The listing that follows must be retyped exactly, without its pictures.

> _Task input_:
==================================================

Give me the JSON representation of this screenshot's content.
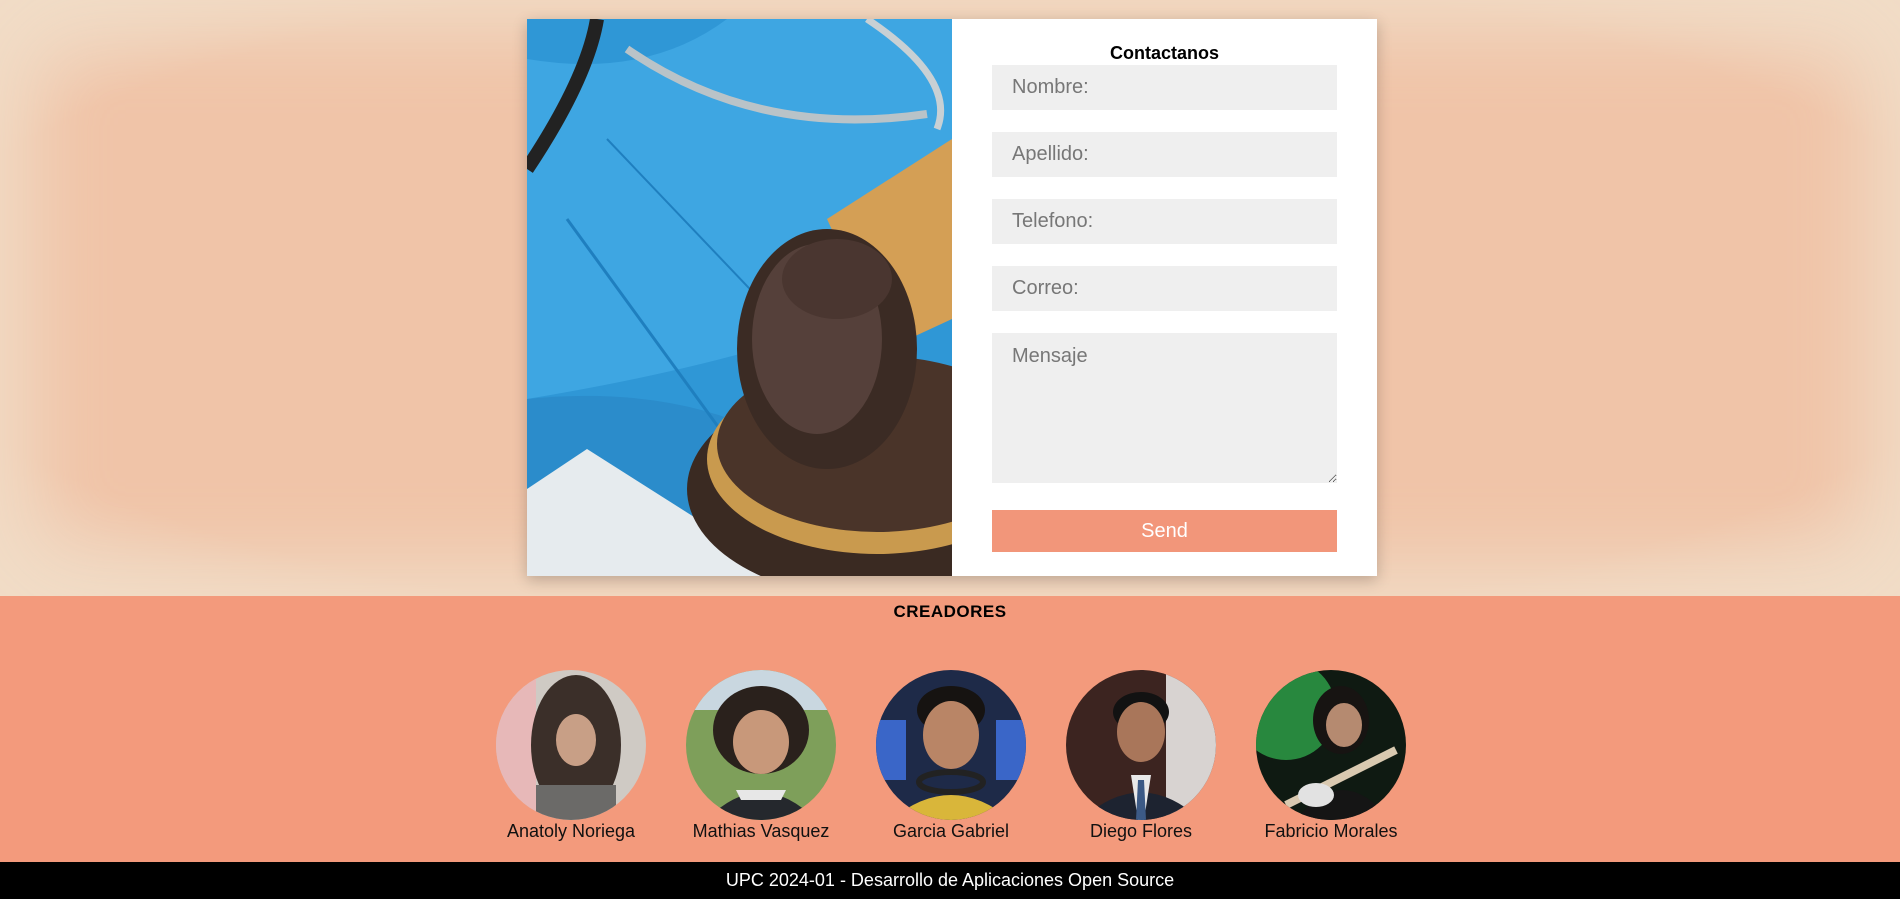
{
  "contact": {
    "title": "Contactanos",
    "fields": {
      "nombre_placeholder": "Nombre:",
      "apellido_placeholder": "Apellido:",
      "telefono_placeholder": "Telefono:",
      "correo_placeholder": "Correo:",
      "mensaje_placeholder": "Mensaje"
    },
    "send_label": "Send",
    "image": "stethoscope-and-gavel-photo"
  },
  "creators": {
    "title": "CREADORES",
    "people": [
      {
        "name": "Anatoly Noriega"
      },
      {
        "name": "Mathias Vasquez"
      },
      {
        "name": "Garcia Gabriel"
      },
      {
        "name": "Diego Flores"
      },
      {
        "name": "Fabricio Morales"
      }
    ]
  },
  "footer": {
    "text": "UPC 2024-01 - Desarrollo de Aplicaciones Open Source"
  },
  "colors": {
    "page_background": "#f0c6ab",
    "accent": "#f39a7c",
    "button": "#f2967a",
    "footer": "#000000"
  }
}
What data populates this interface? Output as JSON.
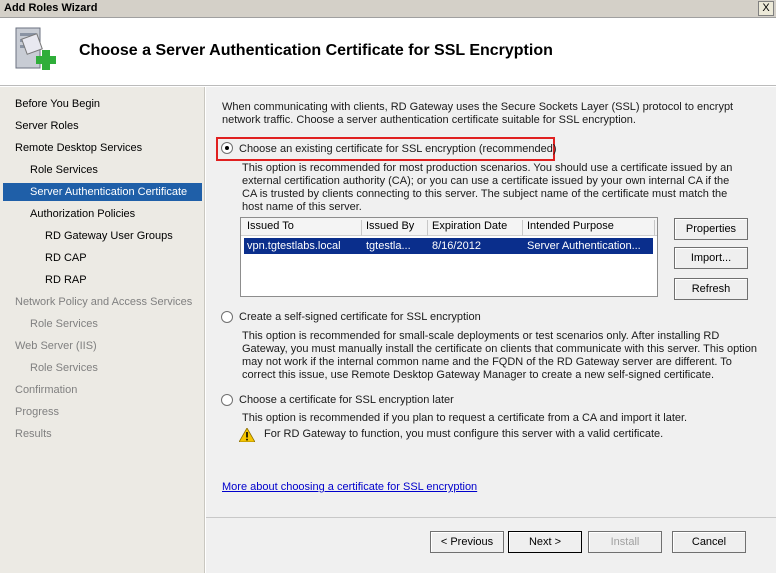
{
  "window": {
    "title": "Add Roles Wizard",
    "close_label": "X"
  },
  "header": {
    "heading": "Choose a Server Authentication Certificate for SSL Encryption",
    "icon": "server-add-icon"
  },
  "nav": {
    "items": [
      {
        "label": "Before You Begin",
        "state": "done"
      },
      {
        "label": "Server Roles",
        "state": "done"
      },
      {
        "label": "Remote Desktop Services",
        "state": "done"
      },
      {
        "label": "Role Services",
        "state": "done"
      },
      {
        "label": "Server Authentication Certificate",
        "state": "selected"
      },
      {
        "label": "Authorization Policies",
        "state": "done"
      },
      {
        "label": "RD Gateway User Groups",
        "state": "done"
      },
      {
        "label": "RD CAP",
        "state": "done"
      },
      {
        "label": "RD RAP",
        "state": "done"
      },
      {
        "label": "Network Policy and Access Services",
        "state": "disabled"
      },
      {
        "label": "Role Services",
        "state": "disabled"
      },
      {
        "label": "Web Server (IIS)",
        "state": "disabled"
      },
      {
        "label": "Role Services",
        "state": "disabled"
      },
      {
        "label": "Confirmation",
        "state": "disabled"
      },
      {
        "label": "Progress",
        "state": "disabled"
      },
      {
        "label": "Results",
        "state": "disabled"
      }
    ]
  },
  "content": {
    "intro": "When communicating with clients, RD Gateway uses the Secure Sockets Layer (SSL) protocol to encrypt network traffic. Choose a server authentication certificate suitable for SSL encryption.",
    "options": [
      {
        "label": "Choose an existing certificate for SSL encryption (recommended)",
        "selected": true,
        "description": "This option is recommended for most production scenarios. You should use a certificate issued by an external certification authority (CA); or you can use a certificate issued by your own internal CA if the CA is trusted by clients connecting to this server. The subject name of the certificate must match the host name of this server."
      },
      {
        "label": "Create a self-signed certificate for SSL encryption",
        "selected": false,
        "description": "This option is recommended for small-scale deployments or test scenarios only. After installing RD Gateway, you must manually install the certificate on clients that communicate with this server. This option may not work if the internal common name and the FQDN of the RD Gateway server are different. To correct this issue, use Remote Desktop Gateway Manager to create a new self-signed certificate."
      },
      {
        "label": "Choose a certificate for SSL encryption later",
        "selected": false,
        "description": "This option is recommended if you plan to request a certificate from a CA and import it later.",
        "warning": "For RD Gateway to function, you must configure this server with a valid certificate."
      }
    ],
    "table": {
      "columns": [
        "Issued To",
        "Issued By",
        "Expiration Date",
        "Intended Purpose"
      ],
      "rows": [
        [
          "vpn.tgtestlabs.local",
          "tgtestla...",
          "8/16/2012",
          "Server Authentication..."
        ]
      ]
    },
    "side_buttons": {
      "properties": "Properties",
      "import": "Import...",
      "refresh": "Refresh"
    },
    "link": "More about choosing a certificate for SSL encryption"
  },
  "footer": {
    "previous": "< Previous",
    "next": "Next >",
    "install": "Install",
    "cancel": "Cancel"
  },
  "colors": {
    "selection": "#0a2e8c",
    "nav_selected": "#1f5fa8",
    "highlight": "#e02020",
    "link": "#0000cc"
  }
}
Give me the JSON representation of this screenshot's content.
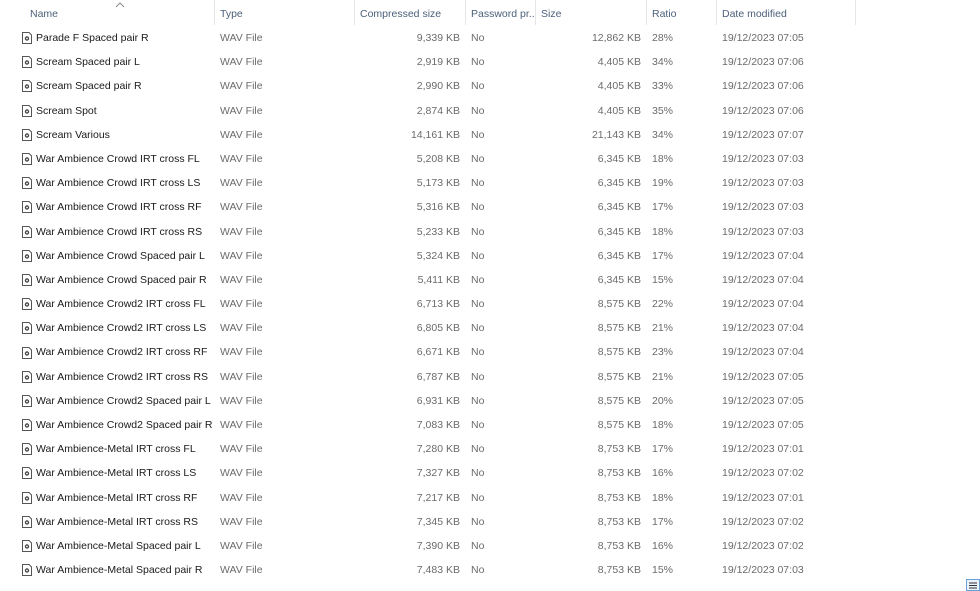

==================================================

> _Written solution_:
Give me the JSON representation of this screenshot's content.
{
  "contact": {
    "title": "Contactanos",
    "fields": {
      "nombre_placeholder": "Nombre:",
      "apellido_placeholder": "Apellido:",
      "telefono_placeholder": "Telefono:",
      "correo_placeholder": "Correo:",
      "mensaje_placeholder": "Mensaje"
    },
    "send_label": "Send",
    "image": "stethoscope-and-gavel-photo"
  },
  "creators": {
    "title": "CREADORES",
    "people": [
      {
        "name": "Anatoly Noriega"
      },
      {
        "name": "Mathias Vasquez"
      },
      {
        "name": "Garcia Gabriel"
      },
      {
        "name": "Diego Flores"
      },
      {
        "name": "Fabricio Morales"
      }
    ]
  },
  "footer": {
    "text": "UPC 2024-01 - Desarrollo de Aplicaciones Open Source"
  },
  "colors": {
    "page_background": "#f0c6ab",
    "accent": "#f39a7c",
    "button": "#f2967a",
    "footer": "#000000"
  }
}
What data populates this interface? Output as JSON.
{
  "window": {
    "title": "Add Roles Wizard",
    "close_label": "X"
  },
  "header": {
    "heading": "Choose a Server Authentication Certificate for SSL Encryption",
    "icon": "server-add-icon"
  },
  "nav": {
    "items": [
      {
        "label": "Before You Begin",
        "state": "done"
      },
      {
        "label": "Server Roles",
        "state": "done"
      },
      {
        "label": "Remote Desktop Services",
        "state": "done"
      },
      {
        "label": "Role Services",
        "state": "done"
      },
      {
        "label": "Server Authentication Certificate",
        "state": "selected"
      },
      {
        "label": "Authorization Policies",
        "state": "done"
      },
      {
        "label": "RD Gateway User Groups",
        "state": "done"
      },
      {
        "label": "RD CAP",
        "state": "done"
      },
      {
        "label": "RD RAP",
        "state": "done"
      },
      {
        "label": "Network Policy and Access Services",
        "state": "disabled"
      },
      {
        "label": "Role Services",
        "state": "disabled"
      },
      {
        "label": "Web Server (IIS)",
        "state": "disabled"
      },
      {
        "label": "Role Services",
        "state": "disabled"
      },
      {
        "label": "Confirmation",
        "state": "disabled"
      },
      {
        "label": "Progress",
        "state": "disabled"
      },
      {
        "label": "Results",
        "state": "disabled"
      }
    ]
  },
  "content": {
    "intro": "When communicating with clients, RD Gateway uses the Secure Sockets Layer (SSL) protocol to encrypt network traffic. Choose a server authentication certificate suitable for SSL encryption.",
    "options": [
      {
        "label": "Choose an existing certificate for SSL encryption (recommended)",
        "selected": true,
        "description": "This option is recommended for most production scenarios. You should use a certificate issued by an external certification authority (CA); or you can use a certificate issued by your own internal CA if the CA is trusted by clients connecting to this server. The subject name of the certificate must match the host name of this server."
      },
      {
        "label": "Create a self-signed certificate for SSL encryption",
        "selected": false,
        "description": "This option is recommended for small-scale deployments or test scenarios only. After installing RD Gateway, you must manually install the certificate on clients that communicate with this server. This option may not work if the internal common name and the FQDN of the RD Gateway server are different. To correct this issue, use Remote Desktop Gateway Manager to create a new self-signed certificate."
      },
      {
        "label": "Choose a certificate for SSL encryption later",
        "selected": false,
        "description": "This option is recommended if you plan to request a certificate from a CA and import it later.",
        "warning": "For RD Gateway to function, you must configure this server with a valid certificate."
      }
    ],
    "table": {
      "columns": [
        "Issued To",
        "Issued By",
        "Expiration Date",
        "Intended Purpose"
      ],
      "rows": [
        [
          "vpn.tgtestlabs.local",
          "tgtestla...",
          "8/16/2012",
          "Server Authentication..."
        ]
      ]
    },
    "side_buttons": {
      "properties": "Properties",
      "import": "Import...",
      "refresh": "Refresh"
    },
    "link": "More about choosing a certificate for SSL encryption"
  },
  "footer": {
    "previous": "< Previous",
    "next": "Next >",
    "install": "Install",
    "cancel": "Cancel"
  },
  "colors": {
    "selection": "#0a2e8c",
    "nav_selected": "#1f5fa8",
    "highlight": "#e02020",
    "link": "#0000cc"
  }
}
Give me the JSON representation of this screenshot's content.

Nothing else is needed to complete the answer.